--- Exercise directions ---
Looking at the data below, how many lines include the word "price"? Respond with the number only.

--- Given data ---
>>>>>

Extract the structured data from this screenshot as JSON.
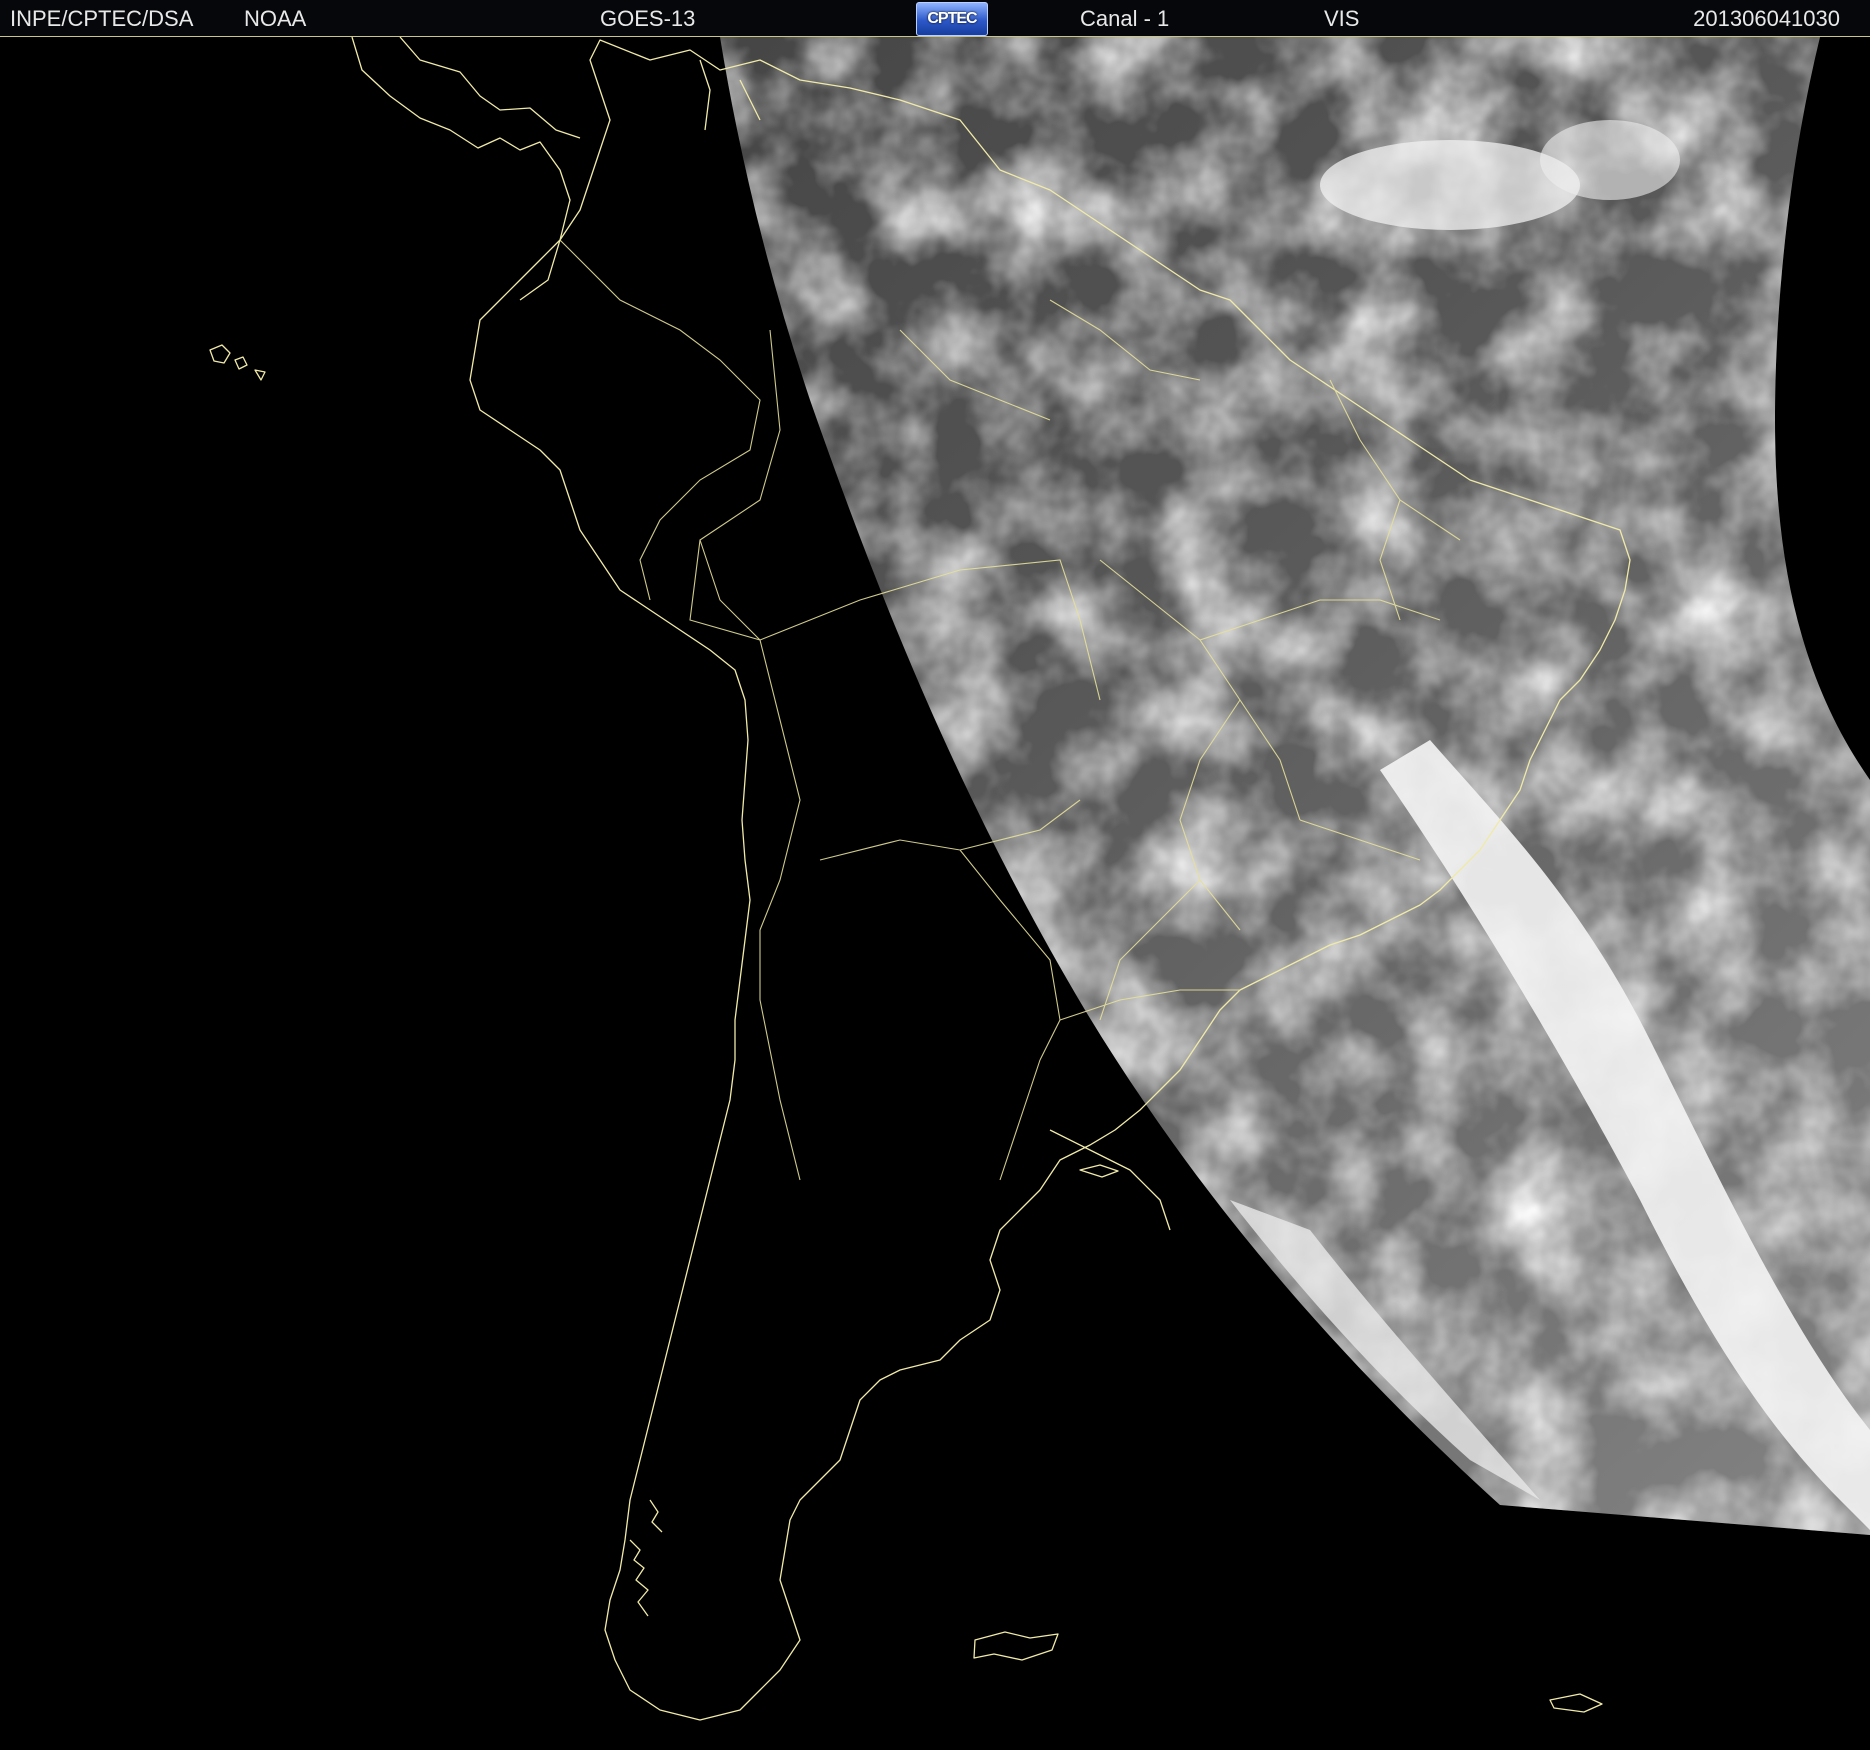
{
  "header": {
    "source": "INPE/CPTEC/DSA",
    "agency": "NOAA",
    "satellite": "GOES-13",
    "logo_text": "CPTEC",
    "channel": "Canal - 1",
    "band": "VIS",
    "timestamp": "201306041030"
  },
  "colors": {
    "header_bg": "#05070b",
    "header_text": "#e8e8e8",
    "coastline": "#f0eaa8",
    "ocean_night": "#000000",
    "cloud_bright": "#f2f2f2",
    "land_day": "#4a4a4a"
  },
  "icons": {
    "logo": "cptec-logo"
  }
}
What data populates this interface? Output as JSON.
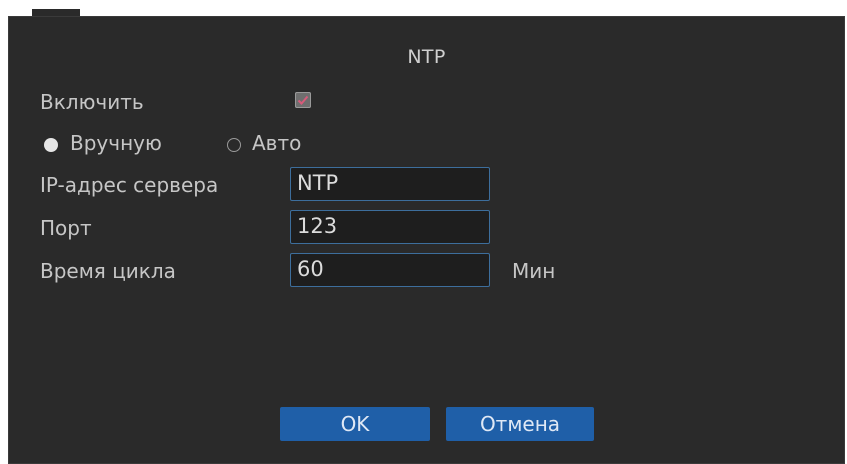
{
  "dialog": {
    "title": "NTP"
  },
  "enable": {
    "label": "Включить",
    "checked": true
  },
  "mode": {
    "manual_label": "Вручную",
    "auto_label": "Авто",
    "selected": "Вручную"
  },
  "fields": {
    "server_label": "IP-адрес сервера",
    "server_value": "NTP",
    "port_label": "Порт",
    "port_value": "123",
    "cycle_label": "Время цикла",
    "cycle_value": "60",
    "cycle_unit": "Мин"
  },
  "buttons": {
    "ok_label": "OK",
    "cancel_label": "Отмена"
  },
  "colors": {
    "window_bg": "#2a2a2a",
    "accent": "#1f5fa8",
    "field_border": "#3d6e9c"
  }
}
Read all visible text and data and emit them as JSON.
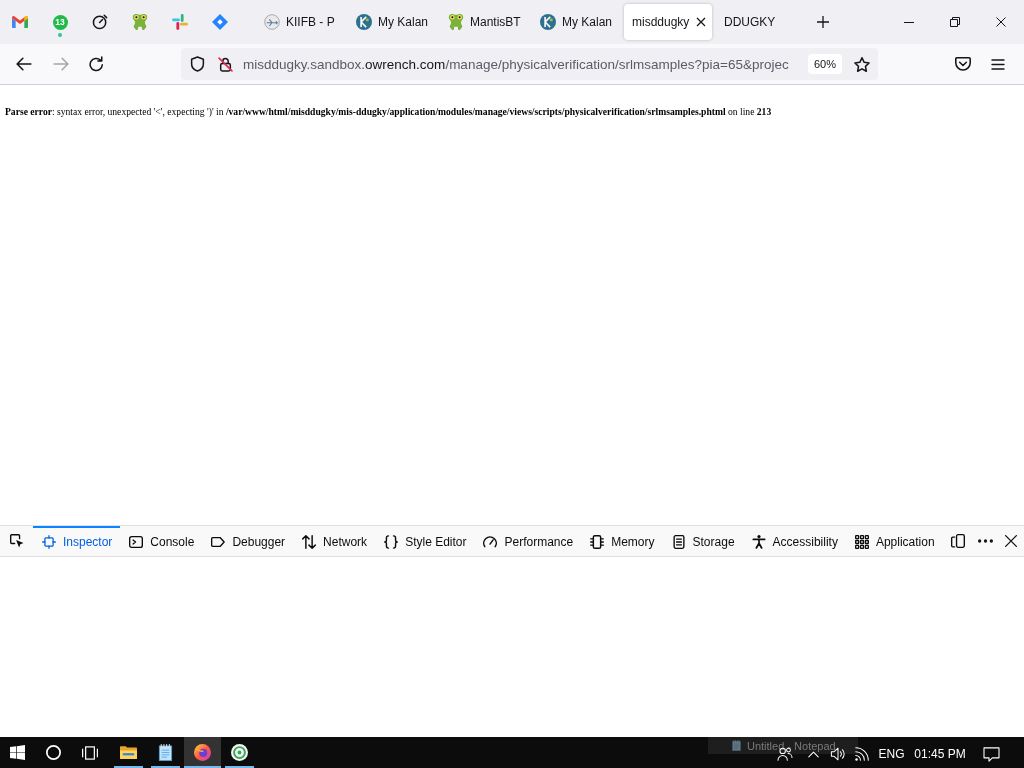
{
  "tab_bar": {
    "pinned_tabs": [
      {
        "selected": false
      },
      {
        "selected": false,
        "badge": "13",
        "notification": true
      },
      {
        "selected": false
      },
      {
        "selected": false
      },
      {
        "selected": false
      },
      {
        "selected": false
      }
    ],
    "tabs": [
      {
        "title": "KIIFB - P",
        "selected": false
      },
      {
        "title": "My Kalan",
        "selected": false
      },
      {
        "title": "MantisBT",
        "selected": false
      },
      {
        "title": "My Kalan",
        "selected": false
      },
      {
        "title": "misddugky",
        "selected": true
      },
      {
        "title": "DDUGKY",
        "selected": false
      }
    ]
  },
  "nav_bar": {
    "back": {
      "disabled": false
    },
    "forward": {
      "disabled": true
    },
    "url": {
      "host_prefix": "misddugky.sandbox.",
      "host_domain": "owrench.com",
      "path": "/manage/physicalverification/srlmsamples?pia=65&projec"
    },
    "zoom": "60%"
  },
  "page": {
    "error": "**Parse error**: syntax error, unexpected '<', expecting ')' in **/var/www/html/misddugky/mis-ddugky/application/modules/manage/views/scripts/physicalverification/srlmsamples.phtml** on line **213**"
  },
  "devtools": {
    "tabs": [
      {
        "label": "Inspector",
        "selected": true
      },
      {
        "label": "Console",
        "selected": false
      },
      {
        "label": "Debugger",
        "selected": false
      },
      {
        "label": "Network",
        "selected": false
      },
      {
        "label": "Style Editor",
        "selected": false
      },
      {
        "label": "Performance",
        "selected": false
      },
      {
        "label": "Memory",
        "selected": false
      },
      {
        "label": "Storage",
        "selected": false
      },
      {
        "label": "Accessibility",
        "selected": false
      },
      {
        "label": "Application",
        "selected": false
      }
    ]
  },
  "taskbar": {
    "apps": [
      {
        "running": true,
        "active": false
      },
      {
        "running": true,
        "active": false
      },
      {
        "running": true,
        "active": true
      },
      {
        "running": true,
        "active": false
      }
    ],
    "window_preview": "Untitled - Notepad",
    "language": "ENG",
    "time": "01:45 PM"
  }
}
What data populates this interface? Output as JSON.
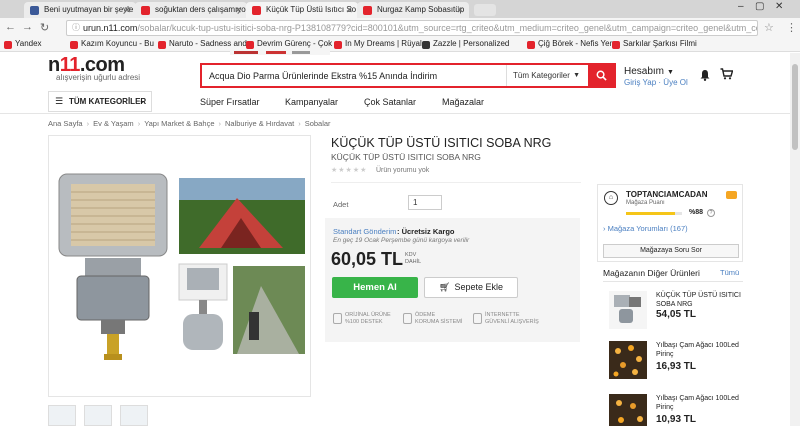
{
  "browser": {
    "tabs": [
      {
        "title": "Beni uyutmayan bir şeyle",
        "icon_color": "#3b5998"
      },
      {
        "title": "soğuktan ders çalışamıyo",
        "icon_color": "#e3232c"
      },
      {
        "title": "Küçük Tüp Üstü Isıtıcı So",
        "icon_color": "#e3232c"
      },
      {
        "title": "Nurgaz Kamp Sobasıtüp",
        "icon_color": "#e3232c"
      }
    ],
    "url_host": "urun.n11.com",
    "url_rest": "/sobalar/kucuk-tup-ustu-isitici-soba-nrg-P138108779?cid=800101&utm_source=rtg_criteo&utm_medium=criteo_genel&utm_campaign=criteo_genel&utm_content=103_219_3161&utm_",
    "bookmarks": [
      {
        "label": "Yandex",
        "color": "#e3232c"
      },
      {
        "label": "Kazım Koyuncu - Bu",
        "color": "#e3232c"
      },
      {
        "label": "Naruto - Sadness and",
        "color": "#e3232c"
      },
      {
        "label": "Devrim Gürenç - Çok",
        "color": "#e3232c"
      },
      {
        "label": "In My Dreams | Rüyal",
        "color": "#e3232c"
      },
      {
        "label": "Zazzle | Personalized",
        "color": "#333333"
      },
      {
        "label": "Çiğ Börek - Nefis Yem",
        "color": "#e3232c"
      },
      {
        "label": "Sarkılar Şarkısı Filmi",
        "color": "#e3232c"
      }
    ]
  },
  "header": {
    "logo_main": "n",
    "logo_accent": "11",
    "logo_suffix": ".com",
    "tagline": "alışverişin uğurlu adresi",
    "search_value": "Acqua Dio Parma Ürünlerinde Ekstra %15 Anında İndirim",
    "search_category": "Tüm Kategoriler",
    "account_label": "Hesabım",
    "login_link": "Giriş Yap",
    "signup_link": "Üye Ol"
  },
  "nav": {
    "all_categories": "TÜM KATEGORİLER",
    "links": [
      "Süper Fırsatlar",
      "Kampanyalar",
      "Çok Satanlar",
      "Mağazalar"
    ]
  },
  "breadcrumb": [
    "Ana Sayfa",
    "Ev & Yaşam",
    "Yapı Market & Bahçe",
    "Nalburiye & Hırdavat",
    "Sobalar"
  ],
  "product": {
    "title": "KÜÇÜK TÜP ÜSTÜ ISITICI SOBA NRG",
    "subtitle": "KÜÇÜK TÜP ÜSTÜ ISITICI SOBA NRG",
    "rating_stars": 0,
    "no_review": "Ürün yorumu yok",
    "quantity_label": "Adet",
    "quantity": "1",
    "shipping_label": "Standart Gönderim",
    "shipping_value": ": Ücretsiz Kargo",
    "shipping_date": "En geç 19 Ocak Perşembe günü kargoya verilir",
    "price": "60,05 TL",
    "kdv_1": "KDV",
    "kdv_2": "DAHİL",
    "buy_button": "Hemen Al",
    "cart_button": "Sepete Ekle",
    "badges": [
      {
        "l1": "ORİJİNAL ÜRÜNE",
        "l2": "%100 DESTEK"
      },
      {
        "l1": "ÖDEME",
        "l2": "KORUMA SİSTEMİ"
      },
      {
        "l1": "İNTERNETTE",
        "l2": "GÜVENLİ ALIŞVERİŞ"
      }
    ]
  },
  "seller": {
    "name": "TOPTANCIAMCADAN",
    "score_label": "Mağaza Puanı",
    "score": "%88",
    "score_fraction": 0.88,
    "reviews_link": "Mağaza Yorumları (167)",
    "ask_button": "Mağazaya Soru Sor",
    "other_header": "Mağazanın Diğer Ürünleri",
    "other_all": "Tümü",
    "other_items": [
      {
        "name": "KÜÇÜK TÜP ÜSTÜ ISITICI SOBA NRG",
        "price": "54,05 TL"
      },
      {
        "name": "Yılbaşı Çam Ağacı 100Led Pirinç",
        "price": "16,93 TL"
      },
      {
        "name": "Yılbaşı Çam Ağacı 100Led Pirinç",
        "price": "10,93 TL"
      }
    ]
  },
  "colors": {
    "brand_red": "#e3232c",
    "buy_green": "#38b449",
    "link_blue": "#4a7fc1"
  }
}
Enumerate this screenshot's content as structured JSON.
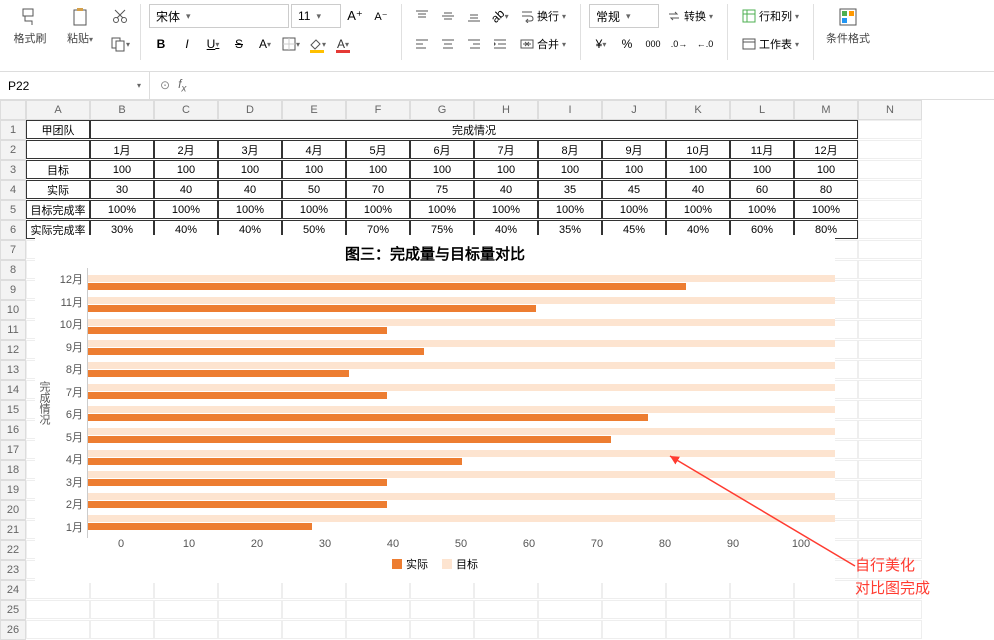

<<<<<

--- Output of the task ---
4